* **ABOUT THIS EXERCISE**
Each line of the listing is to be retyped exactly as given.

* **STORED DATA**
┄┄┄┄┄┄

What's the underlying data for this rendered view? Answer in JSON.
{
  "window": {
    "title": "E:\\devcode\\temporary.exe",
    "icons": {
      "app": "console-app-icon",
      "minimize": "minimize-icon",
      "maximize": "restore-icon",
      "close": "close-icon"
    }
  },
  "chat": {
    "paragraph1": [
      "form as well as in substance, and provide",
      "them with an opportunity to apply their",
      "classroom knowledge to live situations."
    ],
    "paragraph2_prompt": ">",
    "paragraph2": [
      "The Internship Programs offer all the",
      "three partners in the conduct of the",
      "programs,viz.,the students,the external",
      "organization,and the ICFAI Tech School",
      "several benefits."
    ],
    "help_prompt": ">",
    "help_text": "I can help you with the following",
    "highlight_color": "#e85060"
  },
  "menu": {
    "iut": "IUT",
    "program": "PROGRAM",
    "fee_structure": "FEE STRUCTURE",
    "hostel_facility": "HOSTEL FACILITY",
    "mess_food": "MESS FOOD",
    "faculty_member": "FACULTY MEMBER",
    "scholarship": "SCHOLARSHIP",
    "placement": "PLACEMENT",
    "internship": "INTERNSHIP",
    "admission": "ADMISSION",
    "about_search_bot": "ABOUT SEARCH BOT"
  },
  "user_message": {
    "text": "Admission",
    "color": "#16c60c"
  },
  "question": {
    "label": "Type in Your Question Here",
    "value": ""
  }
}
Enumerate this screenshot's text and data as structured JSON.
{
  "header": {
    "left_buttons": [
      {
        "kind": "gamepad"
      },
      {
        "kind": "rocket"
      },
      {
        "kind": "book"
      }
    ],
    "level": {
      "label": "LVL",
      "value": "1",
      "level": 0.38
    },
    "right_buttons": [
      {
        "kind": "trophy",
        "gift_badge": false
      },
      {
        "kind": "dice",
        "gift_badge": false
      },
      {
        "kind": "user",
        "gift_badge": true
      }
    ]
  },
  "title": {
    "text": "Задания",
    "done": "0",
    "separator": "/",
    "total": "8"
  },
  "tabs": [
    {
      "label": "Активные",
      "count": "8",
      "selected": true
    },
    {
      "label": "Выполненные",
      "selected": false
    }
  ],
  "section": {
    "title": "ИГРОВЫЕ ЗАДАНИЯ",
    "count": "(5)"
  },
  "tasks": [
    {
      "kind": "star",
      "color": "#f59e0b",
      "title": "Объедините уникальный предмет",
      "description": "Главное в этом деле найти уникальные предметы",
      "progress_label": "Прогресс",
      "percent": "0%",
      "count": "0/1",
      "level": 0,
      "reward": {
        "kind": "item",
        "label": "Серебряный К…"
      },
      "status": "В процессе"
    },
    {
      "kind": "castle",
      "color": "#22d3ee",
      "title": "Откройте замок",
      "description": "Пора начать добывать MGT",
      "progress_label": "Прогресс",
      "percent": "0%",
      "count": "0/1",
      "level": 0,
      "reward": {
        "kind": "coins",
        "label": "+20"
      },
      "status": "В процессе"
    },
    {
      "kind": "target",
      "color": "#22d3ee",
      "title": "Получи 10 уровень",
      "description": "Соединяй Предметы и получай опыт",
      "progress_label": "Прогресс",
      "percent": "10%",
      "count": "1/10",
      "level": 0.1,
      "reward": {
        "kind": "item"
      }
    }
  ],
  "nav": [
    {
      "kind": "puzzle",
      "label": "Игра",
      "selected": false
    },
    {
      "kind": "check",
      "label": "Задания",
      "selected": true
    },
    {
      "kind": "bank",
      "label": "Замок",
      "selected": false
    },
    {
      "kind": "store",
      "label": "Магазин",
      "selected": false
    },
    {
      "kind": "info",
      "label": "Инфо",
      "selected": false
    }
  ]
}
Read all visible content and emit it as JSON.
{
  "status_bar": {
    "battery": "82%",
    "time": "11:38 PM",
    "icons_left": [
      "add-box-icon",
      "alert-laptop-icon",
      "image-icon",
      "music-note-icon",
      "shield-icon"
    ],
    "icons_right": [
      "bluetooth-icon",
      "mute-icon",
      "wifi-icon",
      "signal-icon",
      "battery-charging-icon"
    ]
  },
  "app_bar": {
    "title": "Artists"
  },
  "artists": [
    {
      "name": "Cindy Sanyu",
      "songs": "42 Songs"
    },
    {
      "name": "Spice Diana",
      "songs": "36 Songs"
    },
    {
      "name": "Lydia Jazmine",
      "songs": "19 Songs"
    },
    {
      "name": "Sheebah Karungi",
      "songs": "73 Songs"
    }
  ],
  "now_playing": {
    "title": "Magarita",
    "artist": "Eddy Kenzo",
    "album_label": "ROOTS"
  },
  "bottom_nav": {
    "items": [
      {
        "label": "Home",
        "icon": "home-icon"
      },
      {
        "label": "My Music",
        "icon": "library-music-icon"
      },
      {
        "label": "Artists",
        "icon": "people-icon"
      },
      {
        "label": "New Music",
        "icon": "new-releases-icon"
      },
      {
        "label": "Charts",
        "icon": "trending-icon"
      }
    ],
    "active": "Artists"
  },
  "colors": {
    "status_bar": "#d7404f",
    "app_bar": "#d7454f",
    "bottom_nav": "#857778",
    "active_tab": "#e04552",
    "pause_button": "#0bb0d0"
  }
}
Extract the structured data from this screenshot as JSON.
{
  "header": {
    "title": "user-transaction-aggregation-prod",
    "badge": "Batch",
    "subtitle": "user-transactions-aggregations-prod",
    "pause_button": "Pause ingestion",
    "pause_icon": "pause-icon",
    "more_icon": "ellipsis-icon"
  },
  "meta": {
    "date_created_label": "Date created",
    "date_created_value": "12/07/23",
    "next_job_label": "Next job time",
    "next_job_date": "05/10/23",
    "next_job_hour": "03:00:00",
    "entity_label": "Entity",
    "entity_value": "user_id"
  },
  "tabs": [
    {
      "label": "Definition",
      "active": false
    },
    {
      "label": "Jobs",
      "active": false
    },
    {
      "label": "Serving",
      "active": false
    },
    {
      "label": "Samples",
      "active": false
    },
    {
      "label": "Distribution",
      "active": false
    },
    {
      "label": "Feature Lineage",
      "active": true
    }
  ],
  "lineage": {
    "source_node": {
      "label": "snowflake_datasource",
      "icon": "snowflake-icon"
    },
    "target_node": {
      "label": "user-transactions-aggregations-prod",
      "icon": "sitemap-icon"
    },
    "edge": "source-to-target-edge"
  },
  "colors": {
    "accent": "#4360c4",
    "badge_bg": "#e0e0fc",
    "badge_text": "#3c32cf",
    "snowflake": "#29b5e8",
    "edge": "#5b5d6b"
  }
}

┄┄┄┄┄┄

* **WRITTEN RESPONSE**
What's the underlying data for this rendered view? Answer in JSON.
{
  "window": {
    "title": "E:\\devcode\\temporary.exe",
    "icons": {
      "app": "console-app-icon",
      "minimize": "minimize-icon",
      "maximize": "restore-icon",
      "close": "close-icon"
    }
  },
  "chat": {
    "paragraph1": [
      "form as well as in substance, and provide",
      "them with an opportunity to apply their",
      "classroom knowledge to live situations."
    ],
    "paragraph2_prompt": ">",
    "paragraph2": [
      "The Internship Programs offer all the",
      "three partners in the conduct of the",
      "programs,viz.,the students,the external",
      "organization,and the ICFAI Tech School",
      "several benefits."
    ],
    "help_prompt": ">",
    "help_text": "I can help you with the following",
    "highlight_color": "#e85060"
  },
  "menu": {
    "iut": "IUT",
    "program": "PROGRAM",
    "fee_structure": "FEE STRUCTURE",
    "hostel_facility": "HOSTEL FACILITY",
    "mess_food": "MESS FOOD",
    "faculty_member": "FACULTY MEMBER",
    "scholarship": "SCHOLARSHIP",
    "placement": "PLACEMENT",
    "internship": "INTERNSHIP",
    "admission": "ADMISSION",
    "about_search_bot": "ABOUT SEARCH BOT"
  },
  "user_message": {
    "text": "Admission",
    "color": "#16c60c"
  },
  "question": {
    "label": "Type in Your Question Here",
    "value": ""
  }
}
Enumerate this screenshot's text and data as structured JSON.
{
  "header": {
    "left_buttons": [
      {
        "kind": "gamepad"
      },
      {
        "kind": "rocket"
      },
      {
        "kind": "book"
      }
    ],
    "level": {
      "label": "LVL",
      "value": "1",
      "level": 0.38
    },
    "right_buttons": [
      {
        "kind": "trophy",
        "gift_badge": false
      },
      {
        "kind": "dice",
        "gift_badge": false
      },
      {
        "kind": "user",
        "gift_badge": true
      }
    ]
  },
  "title": {
    "text": "Задания",
    "done": "0",
    "separator": "/",
    "total": "8"
  },
  "tabs": [
    {
      "label": "Активные",
      "count": "8",
      "selected": true
    },
    {
      "label": "Выполненные",
      "selected": false
    }
  ],
  "section": {
    "title": "ИГРОВЫЕ ЗАДАНИЯ",
    "count": "(5)"
  },
  "tasks": [
    {
      "kind": "star",
      "color": "#f59e0b",
      "title": "Объедините уникальный предмет",
      "description": "Главное в этом деле найти уникальные предметы",
      "progress_label": "Прогресс",
      "percent": "0%",
      "count": "0/1",
      "level": 0,
      "reward": {
        "kind": "item",
        "label": "Серебряный К…"
      },
      "status": "В процессе"
    },
    {
      "kind": "castle",
      "color": "#22d3ee",
      "title": "Откройте замок",
      "description": "Пора начать добывать MGT",
      "progress_label": "Прогресс",
      "percent": "0%",
      "count": "0/1",
      "level": 0,
      "reward": {
        "kind": "coins",
        "label": "+20"
      },
      "status": "В процессе"
    },
    {
      "kind": "target",
      "color": "#22d3ee",
      "title": "Получи 10 уровень",
      "description": "Соединяй Предметы и получай опыт",
      "progress_label": "Прогресс",
      "percent": "10%",
      "count": "1/10",
      "level": 0.1,
      "reward": {
        "kind": "item"
      }
    }
  ],
  "nav": [
    {
      "kind": "puzzle",
      "label": "Игра",
      "selected": false
    },
    {
      "kind": "check",
      "label": "Задания",
      "selected": true
    },
    {
      "kind": "bank",
      "label": "Замок",
      "selected": false
    },
    {
      "kind": "store",
      "label": "Магазин",
      "selected": false
    },
    {
      "kind": "info",
      "label": "Инфо",
      "selected": false
    }
  ]
}
Read all visible content and emit it as JSON.
{
  "status_bar": {
    "battery": "82%",
    "time": "11:38 PM",
    "icons_left": [
      "add-box-icon",
      "alert-laptop-icon",
      "image-icon",
      "music-note-icon",
      "shield-icon"
    ],
    "icons_right": [
      "bluetooth-icon",
      "mute-icon",
      "wifi-icon",
      "signal-icon",
      "battery-charging-icon"
    ]
  },
  "app_bar": {
    "title": "Artists"
  },
  "artists": [
    {
      "name": "Cindy Sanyu",
      "songs": "42 Songs"
    },
    {
      "name": "Spice Diana",
      "songs": "36 Songs"
    },
    {
      "name": "Lydia Jazmine",
      "songs": "19 Songs"
    },
    {
      "name": "Sheebah Karungi",
      "songs": "73 Songs"
    }
  ],
  "now_playing": {
    "title": "Magarita",
    "artist": "Eddy Kenzo",
    "album_label": "ROOTS"
  },
  "bottom_nav": {
    "items": [
      {
        "label": "Home",
        "icon": "home-icon"
      },
      {
        "label": "My Music",
        "icon": "library-music-icon"
      },
      {
        "label": "Artists",
        "icon": "people-icon"
      },
      {
        "label": "New Music",
        "icon": "new-releases-icon"
      },
      {
        "label": "Charts",
        "icon": "trending-icon"
      }
    ],
    "active": "Artists"
  },
  "colors": {
    "status_bar": "#d7404f",
    "app_bar": "#d7454f",
    "bottom_nav": "#857778",
    "active_tab": "#e04552",
    "pause_button": "#0bb0d0"
  }
}
Extract the structured data from this screenshot as JSON.
{
  "header": {
    "title": "user-transaction-aggregation-prod",
    "badge": "Batch",
    "subtitle": "user-transactions-aggregations-prod",
    "pause_button": "Pause ingestion",
    "pause_icon": "pause-icon",
    "more_icon": "ellipsis-icon"
  },
  "meta": {
    "date_created_label": "Date created",
    "date_created_value": "12/07/23",
    "next_job_label": "Next job time",
    "next_job_date": "05/10/23",
    "next_job_hour": "03:00:00",
    "entity_label": "Entity",
    "entity_value": "user_id"
  },
  "tabs": [
    {
      "label": "Definition",
      "active": false
    },
    {
      "label": "Jobs",
      "active": false
    },
    {
      "label": "Serving",
      "active": false
    },
    {
      "label": "Samples",
      "active": false
    },
    {
      "label": "Distribution",
      "active": false
    },
    {
      "label": "Feature Lineage",
      "active": true
    }
  ],
  "lineage": {
    "source_node": {
      "label": "snowflake_datasource",
      "icon": "snowflake-icon"
    },
    "target_node": {
      "label": "user-transactions-aggregations-prod",
      "icon": "sitemap-icon"
    },
    "edge": "source-to-target-edge"
  },
  "colors": {
    "accent": "#4360c4",
    "badge_bg": "#e0e0fc",
    "badge_text": "#3c32cf",
    "snowflake": "#29b5e8",
    "edge": "#5b5d6b"
  }
}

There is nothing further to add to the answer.